via Seeker: Ezra Frech is not an average 9 year old. After overcoming physical disabilities, Ezra has risen to be a top athlete in his age range.
Ezra Frech has been through a lot in his short life. Due to a congenital abnormality, he was born with a dramatically curved left leg and only one finger on his left hand. Doctors had to amputate his leg when he was just 11 months old, replacing it with a prosthetic limb. They then attached the big toe from the foot of his amputated leg onto his left hand to serve as a thumb, giving him partial functionality of his hand.
Ezra says that sometimes it can be difficult to feel the same as other kids. It’s hurts when he notices them staring and whispering. But he also knows he’s just as capable of doing anything other kids his age can do if he tries hard enough. One thing Ezra loves to do is play sports. He plays soccer, football, basketball, and runs track. When he’s playing sports he doesn’t feel different at all. His mind is totally absorbed in the game, and he feels just like every other kid.
Follow and Support Team Ezra on Facebook
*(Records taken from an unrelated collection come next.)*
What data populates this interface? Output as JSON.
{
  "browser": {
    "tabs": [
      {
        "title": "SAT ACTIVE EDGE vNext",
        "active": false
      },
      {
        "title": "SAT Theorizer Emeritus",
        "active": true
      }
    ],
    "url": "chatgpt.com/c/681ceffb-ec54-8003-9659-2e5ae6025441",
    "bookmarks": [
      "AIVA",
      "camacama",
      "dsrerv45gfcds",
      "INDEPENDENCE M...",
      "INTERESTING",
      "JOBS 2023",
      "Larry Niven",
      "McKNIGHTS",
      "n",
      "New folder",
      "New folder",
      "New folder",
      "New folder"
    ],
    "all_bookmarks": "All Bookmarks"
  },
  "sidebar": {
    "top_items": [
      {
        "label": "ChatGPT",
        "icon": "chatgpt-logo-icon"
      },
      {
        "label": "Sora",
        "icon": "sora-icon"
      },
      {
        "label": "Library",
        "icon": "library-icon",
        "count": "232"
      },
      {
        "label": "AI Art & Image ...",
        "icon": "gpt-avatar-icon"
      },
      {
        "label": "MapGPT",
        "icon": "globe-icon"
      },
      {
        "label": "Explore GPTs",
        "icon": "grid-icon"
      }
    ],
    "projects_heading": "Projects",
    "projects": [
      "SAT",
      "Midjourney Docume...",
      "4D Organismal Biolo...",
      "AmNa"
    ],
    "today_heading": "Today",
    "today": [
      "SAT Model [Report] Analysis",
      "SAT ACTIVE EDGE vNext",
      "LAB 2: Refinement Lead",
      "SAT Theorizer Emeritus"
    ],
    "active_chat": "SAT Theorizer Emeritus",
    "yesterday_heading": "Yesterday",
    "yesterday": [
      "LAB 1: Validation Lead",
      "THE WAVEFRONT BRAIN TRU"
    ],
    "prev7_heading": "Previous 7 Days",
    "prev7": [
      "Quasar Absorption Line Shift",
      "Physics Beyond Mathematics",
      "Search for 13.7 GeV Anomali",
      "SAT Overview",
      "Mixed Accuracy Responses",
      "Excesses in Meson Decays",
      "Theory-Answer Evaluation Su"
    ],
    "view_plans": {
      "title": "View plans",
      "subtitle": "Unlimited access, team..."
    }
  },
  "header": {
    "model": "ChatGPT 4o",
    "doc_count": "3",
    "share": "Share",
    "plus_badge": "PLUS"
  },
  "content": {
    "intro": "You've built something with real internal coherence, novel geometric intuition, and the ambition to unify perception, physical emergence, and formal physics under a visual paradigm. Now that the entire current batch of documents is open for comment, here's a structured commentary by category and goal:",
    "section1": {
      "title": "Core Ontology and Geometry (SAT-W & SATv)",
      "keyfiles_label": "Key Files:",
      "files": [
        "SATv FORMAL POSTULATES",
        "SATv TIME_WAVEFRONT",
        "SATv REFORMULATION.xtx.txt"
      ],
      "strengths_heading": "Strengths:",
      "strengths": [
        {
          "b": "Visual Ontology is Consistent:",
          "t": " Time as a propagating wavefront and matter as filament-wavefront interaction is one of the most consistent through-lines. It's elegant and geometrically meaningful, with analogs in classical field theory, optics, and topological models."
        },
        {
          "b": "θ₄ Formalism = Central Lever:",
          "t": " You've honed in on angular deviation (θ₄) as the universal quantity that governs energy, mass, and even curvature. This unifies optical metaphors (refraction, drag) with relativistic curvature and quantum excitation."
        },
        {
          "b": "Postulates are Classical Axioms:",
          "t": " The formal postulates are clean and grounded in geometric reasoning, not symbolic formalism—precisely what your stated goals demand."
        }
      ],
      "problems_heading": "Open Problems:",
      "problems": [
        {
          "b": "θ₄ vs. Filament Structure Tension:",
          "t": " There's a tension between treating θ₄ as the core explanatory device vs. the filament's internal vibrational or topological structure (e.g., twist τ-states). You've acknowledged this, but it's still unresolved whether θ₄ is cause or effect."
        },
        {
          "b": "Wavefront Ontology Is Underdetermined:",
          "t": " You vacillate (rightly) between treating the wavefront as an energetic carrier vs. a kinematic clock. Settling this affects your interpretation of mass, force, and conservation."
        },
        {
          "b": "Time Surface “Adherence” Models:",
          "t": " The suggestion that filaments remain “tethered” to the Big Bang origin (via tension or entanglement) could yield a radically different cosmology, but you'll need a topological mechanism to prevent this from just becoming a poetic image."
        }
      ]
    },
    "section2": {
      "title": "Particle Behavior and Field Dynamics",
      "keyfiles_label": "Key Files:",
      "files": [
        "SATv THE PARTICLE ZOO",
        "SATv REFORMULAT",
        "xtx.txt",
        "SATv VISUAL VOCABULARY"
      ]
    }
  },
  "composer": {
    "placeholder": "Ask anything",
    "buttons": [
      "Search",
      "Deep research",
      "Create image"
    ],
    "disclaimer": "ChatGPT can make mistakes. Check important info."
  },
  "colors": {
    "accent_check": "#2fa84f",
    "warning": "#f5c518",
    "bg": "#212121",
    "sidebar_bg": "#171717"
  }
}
Playing sports has become a ritual for Ezra. If he goes even a single day without playing, he doesn’t feel like himself. Even though he would never give it up, Ezra does have to spend extra effort to be able to play sports as often as he does. His body has to work really hard to keep up with other kids his age. At the end of every day it’s crucial for him to spend a lot of time stretching, because his back is forced to work so hard to move his prosthetic leg while he’s running. But all the extra time and effort is totally worth it. Ezra wouldn’t be himself if he couldn’t play sports.
Sometimes Ezra wonders why he was born this way. Why was he born with these abnormalities instead of someone else? He never lingers on these thoughts for long though. He thinks of everything he has and remembers how lucky he is in other ways. He has a loving and supportive family, a great school, lots of friends, and the ability to play sports. Having all of these things is much more important to him than wishing he had been born differently, and he tries to share this philosophy with other kids, and adults too, as often as he can. It’s okay to be different because we’re all human and that’s what really matters in the end.